WORK REQUIRED: Retrieve every line of the data holding the word "title".

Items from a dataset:
# # # #
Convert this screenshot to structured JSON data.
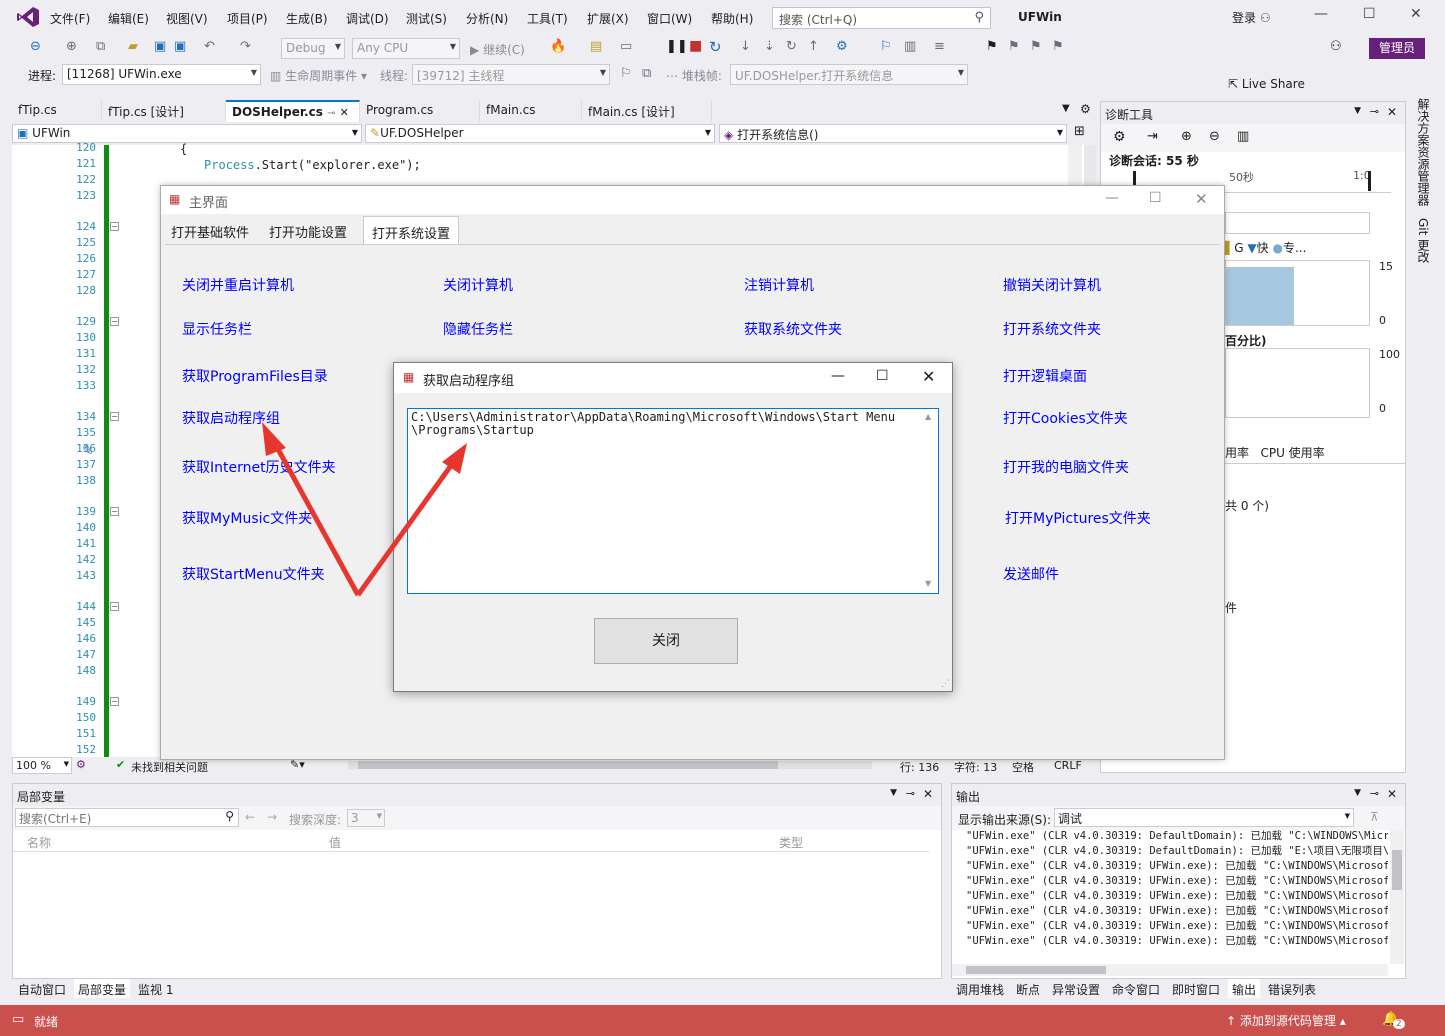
{
  "menu": [
    "文件(F)",
    "编辑(E)",
    "视图(V)",
    "项目(P)",
    "生成(B)",
    "调试(D)",
    "测试(S)",
    "分析(N)",
    "工具(T)",
    "扩展(X)",
    "窗口(W)",
    "帮助(H)"
  ],
  "search": {
    "placeholder": "搜索 (Ctrl+Q)"
  },
  "solution_name": "UFWin",
  "login_label": "登录",
  "toolbar": {
    "config": "Debug",
    "platform": "Any CPU",
    "continue_label": "继续(C)",
    "live_share": "Live Share",
    "admin_badge": "管理员",
    "process_label": "进程:",
    "process_value": "[11268] UFWin.exe",
    "lifecycle_label": "生命周期事件",
    "thread_label": "线程:",
    "thread_value": "[39712] 主线程",
    "stackframe_label": "堆栈帧:",
    "stackframe_value": "UF.DOSHelper.打开系统信息"
  },
  "right_rail": [
    "解决方案资源管理器",
    "Git 更改"
  ],
  "doc_tabs": [
    "fTip.cs",
    "fTip.cs [设计]",
    "DOSHelper.cs",
    "Program.cs",
    "fMain.cs",
    "fMain.cs [设计]"
  ],
  "nav": {
    "project": "UFWin",
    "class": "UF.DOSHelper",
    "member": "打开系统信息()"
  },
  "editor": {
    "line_numbers": [
      120,
      121,
      122,
      123,
      124,
      125,
      126,
      127,
      128,
      129,
      130,
      131,
      132,
      133,
      134,
      135,
      136,
      137,
      138,
      139,
      140,
      141,
      142,
      143,
      144,
      145,
      146,
      147,
      148,
      149,
      150,
      151,
      152
    ],
    "code_class": "Process",
    "code_rest": ".Start(\"explorer.exe\");",
    "code_brace": "{"
  },
  "editor_status": {
    "zoom": "100 %",
    "issues": "未找到相关问题",
    "row": "行: 136",
    "col": "字符: 13",
    "space": "空格",
    "eol": "CRLF"
  },
  "main_form": {
    "title": "主界面",
    "tabs": [
      "打开基础软件",
      "打开功能设置",
      "打开系统设置"
    ],
    "links": [
      "关闭并重启计算机",
      "关闭计算机",
      "注销计算机",
      "撤销关闭计算机",
      "显示任务栏",
      "隐藏任务栏",
      "获取系统文件夹",
      "打开系统文件夹",
      "获取ProgramFiles目录",
      "打开逻辑桌面",
      "获取启动程序组",
      "打开Cookies文件夹",
      "获取Internet历史文件夹",
      "打开我的电脑文件夹",
      "获取MyMusic文件夹",
      "打开MyPictures文件夹",
      "获取StartMenu文件夹",
      "发送邮件"
    ]
  },
  "dialog": {
    "title": "获取启动程序组",
    "text": "C:\\Users\\Administrator\\AppData\\Roaming\\Microsoft\\Windows\\Start Menu\n\\Programs\\Startup",
    "close_button": "关闭"
  },
  "diagnostics": {
    "title": "诊断工具",
    "session": "诊断会话: 55 秒",
    "time_marks": [
      "50秒",
      "1:0"
    ],
    "legend": [
      "G",
      "快",
      "专..."
    ],
    "chart1_max": "15",
    "chart1_min": "0",
    "section2": "百分比)",
    "chart2_max": "100",
    "chart2_min": "0",
    "tabs": [
      "用率",
      "CPU 使用率"
    ],
    "events": "共 0 个)",
    "misc": "件"
  },
  "locals": {
    "title": "局部变量",
    "search_placeholder": "搜索(Ctrl+E)",
    "depth_label": "搜索深度:",
    "depth_value": "3",
    "columns": [
      "名称",
      "值",
      "类型"
    ]
  },
  "output": {
    "title": "输出",
    "source_label": "显示输出来源(S):",
    "source_value": "调试",
    "lines": [
      "\"UFWin.exe\" (CLR v4.0.30319: DefaultDomain): 已加载 \"C:\\WINDOWS\\Micros",
      "\"UFWin.exe\" (CLR v4.0.30319: DefaultDomain): 已加载 \"E:\\项目\\无限项目\\",
      "\"UFWin.exe\" (CLR v4.0.30319: UFWin.exe): 已加载 \"C:\\WINDOWS\\Microsoft.",
      "\"UFWin.exe\" (CLR v4.0.30319: UFWin.exe): 已加载 \"C:\\WINDOWS\\Microsoft.",
      "\"UFWin.exe\" (CLR v4.0.30319: UFWin.exe): 已加载 \"C:\\WINDOWS\\Microsoft.",
      "\"UFWin.exe\" (CLR v4.0.30319: UFWin.exe): 已加载 \"C:\\WINDOWS\\Microsoft.",
      "\"UFWin.exe\" (CLR v4.0.30319: UFWin.exe): 已加载 \"C:\\WINDOWS\\Microsoft.",
      "\"UFWin.exe\" (CLR v4.0.30319: UFWin.exe): 已加载 \"C:\\WINDOWS\\Microsoft."
    ]
  },
  "bottom_tabs_left": [
    "自动窗口",
    "局部变量",
    "监视 1"
  ],
  "bottom_tabs_right": [
    "调用堆栈",
    "断点",
    "异常设置",
    "命令窗口",
    "即时窗口",
    "输出",
    "错误列表"
  ],
  "status": {
    "ready": "就绪",
    "source_control": "添加到源代码管理",
    "notifications": "2"
  },
  "colors": {
    "accent": "#007acc",
    "status_bar": "#c9504c",
    "link": "#0000ff",
    "arrow": "#e8352e",
    "admin": "#68217a"
  }
}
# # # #
RESULT:
    "title": "主界面",
    "title": "获取启动程序组",
    "title": "诊断工具",
    "title": "局部变量",
    "title": "输出",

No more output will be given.